• [Records for the exercise]
———

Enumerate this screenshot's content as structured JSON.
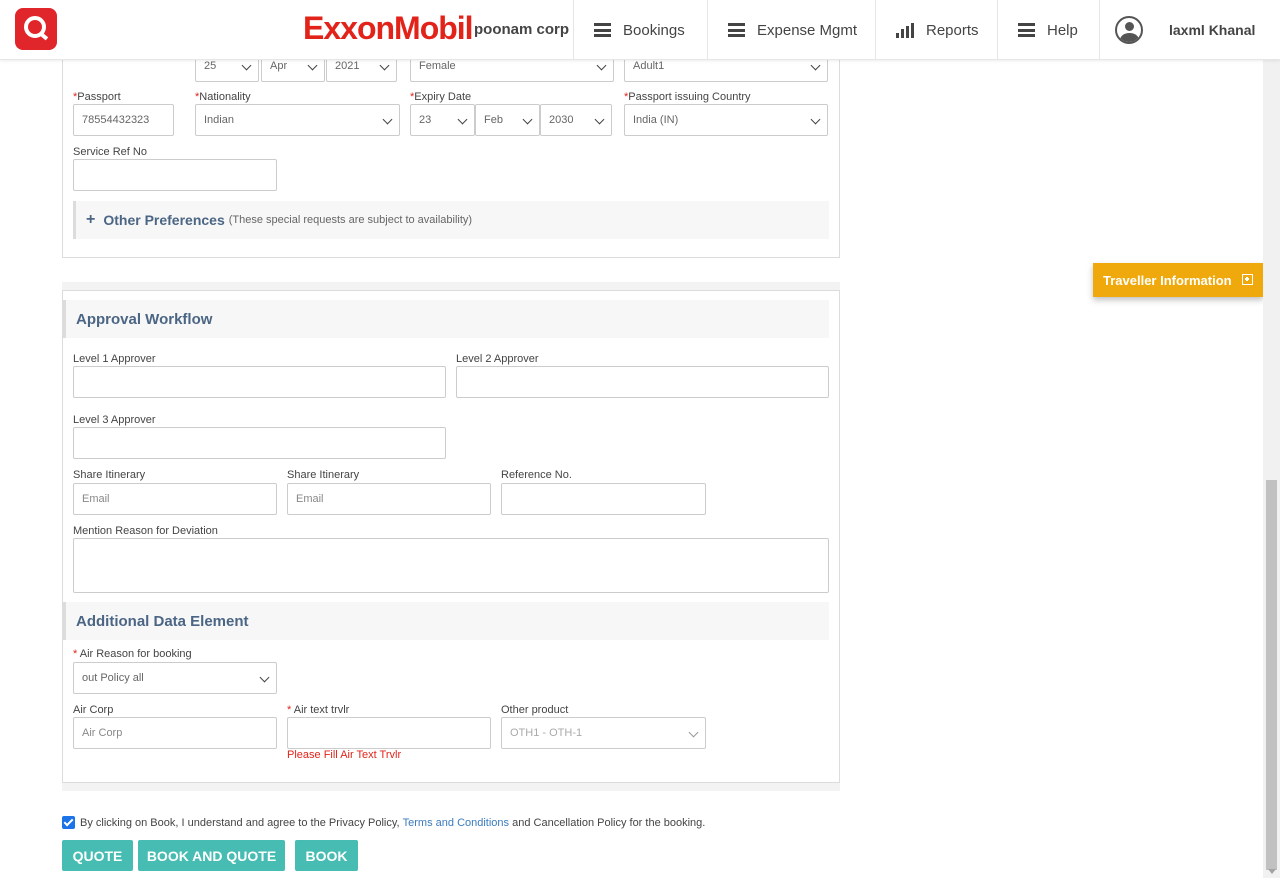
{
  "header": {
    "brand": "ExxonMobil",
    "corp": "poonam corp",
    "nav": {
      "bookings": "Bookings",
      "expense": "Expense Mgmt",
      "reports": "Reports",
      "help": "Help",
      "user": "laxml Khanal"
    }
  },
  "traveller": {
    "dob_day": "25",
    "dob_month": "Apr",
    "dob_year": "2021",
    "gender": "Female",
    "pax_type": "Adult1",
    "passport_label": "Passport",
    "passport_value": "78554432323",
    "nationality_label": "Nationality",
    "nationality_value": "Indian",
    "expiry_label": "Expiry Date",
    "expiry_day": "23",
    "expiry_month": "Feb",
    "expiry_year": "2030",
    "issuing_label": "Passport issuing Country",
    "issuing_value": "India (IN)",
    "service_ref_label": "Service Ref No",
    "service_ref_value": "",
    "prefs_title": "Other Preferences",
    "prefs_note": "(These special requests are subject to availability)"
  },
  "approval": {
    "title": "Approval Workflow",
    "level1_label": "Level 1 Approver",
    "level2_label": "Level 2 Approver",
    "level3_label": "Level 3 Approver",
    "share1_label": "Share Itinerary",
    "share1_placeholder": "Email",
    "share2_label": "Share Itinerary",
    "share2_placeholder": "Email",
    "reference_label": "Reference No.",
    "deviation_label": "Mention Reason for Deviation"
  },
  "additional": {
    "title": "Additional Data Element",
    "air_reason_label": "Air Reason for booking",
    "air_reason_value": "out Policy all",
    "air_corp_label": "Air Corp",
    "air_corp_placeholder": "Air Corp",
    "air_text_label": "Air text trvlr",
    "air_text_error": "Please Fill Air Text Trvlr",
    "other_product_label": "Other product",
    "other_product_value": "OTH1 - OTH-1"
  },
  "side_panel": {
    "traveller_info": "Traveller Information"
  },
  "consent": {
    "text_before": "By clicking on Book, I understand and agree to the Privacy Policy,",
    "link": "Terms and Conditions",
    "text_after": "and Cancellation Policy for the booking."
  },
  "buttons": {
    "quote": "QUOTE",
    "book_and_quote": "BOOK AND QUOTE",
    "book": "BOOK"
  },
  "colors": {
    "brand_red": "#e2231a",
    "accent_teal": "#46bcb3",
    "side_panel_orange": "#f0a90c",
    "section_title_blue": "#4b6584"
  }
}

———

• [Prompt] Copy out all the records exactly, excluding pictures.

• [Solution to this task]
Enumerate this screenshot's content as structured JSON.
{
  "header": {
    "brand": "ExxonMobil",
    "corp": "poonam corp",
    "nav": {
      "bookings": "Bookings",
      "expense": "Expense Mgmt",
      "reports": "Reports",
      "help": "Help",
      "user": "laxml Khanal"
    }
  },
  "traveller": {
    "dob_day": "25",
    "dob_month": "Apr",
    "dob_year": "2021",
    "gender": "Female",
    "pax_type": "Adult1",
    "passport_label": "Passport",
    "passport_value": "78554432323",
    "nationality_label": "Nationality",
    "nationality_value": "Indian",
    "expiry_label": "Expiry Date",
    "expiry_day": "23",
    "expiry_month": "Feb",
    "expiry_year": "2030",
    "issuing_label": "Passport issuing Country",
    "issuing_value": "India (IN)",
    "service_ref_label": "Service Ref No",
    "service_ref_value": "",
    "prefs_title": "Other Preferences",
    "prefs_note": "(These special requests are subject to availability)"
  },
  "approval": {
    "title": "Approval Workflow",
    "level1_label": "Level 1 Approver",
    "level2_label": "Level 2 Approver",
    "level3_label": "Level 3 Approver",
    "share1_label": "Share Itinerary",
    "share1_placeholder": "Email",
    "share2_label": "Share Itinerary",
    "share2_placeholder": "Email",
    "reference_label": "Reference No.",
    "deviation_label": "Mention Reason for Deviation"
  },
  "additional": {
    "title": "Additional Data Element",
    "air_reason_label": "Air Reason for booking",
    "air_reason_value": "out Policy all",
    "air_corp_label": "Air Corp",
    "air_corp_placeholder": "Air Corp",
    "air_text_label": "Air text trvlr",
    "air_text_error": "Please Fill Air Text Trvlr",
    "other_product_label": "Other product",
    "other_product_value": "OTH1 - OTH-1"
  },
  "side_panel": {
    "traveller_info": "Traveller Information"
  },
  "consent": {
    "text_before": "By clicking on Book, I understand and agree to the Privacy Policy,",
    "link": "Terms and Conditions",
    "text_after": "and Cancellation Policy for the booking."
  },
  "buttons": {
    "quote": "QUOTE",
    "book_and_quote": "BOOK AND QUOTE",
    "book": "BOOK"
  },
  "colors": {
    "brand_red": "#e2231a",
    "accent_teal": "#46bcb3",
    "side_panel_orange": "#f0a90c",
    "section_title_blue": "#4b6584"
  }
}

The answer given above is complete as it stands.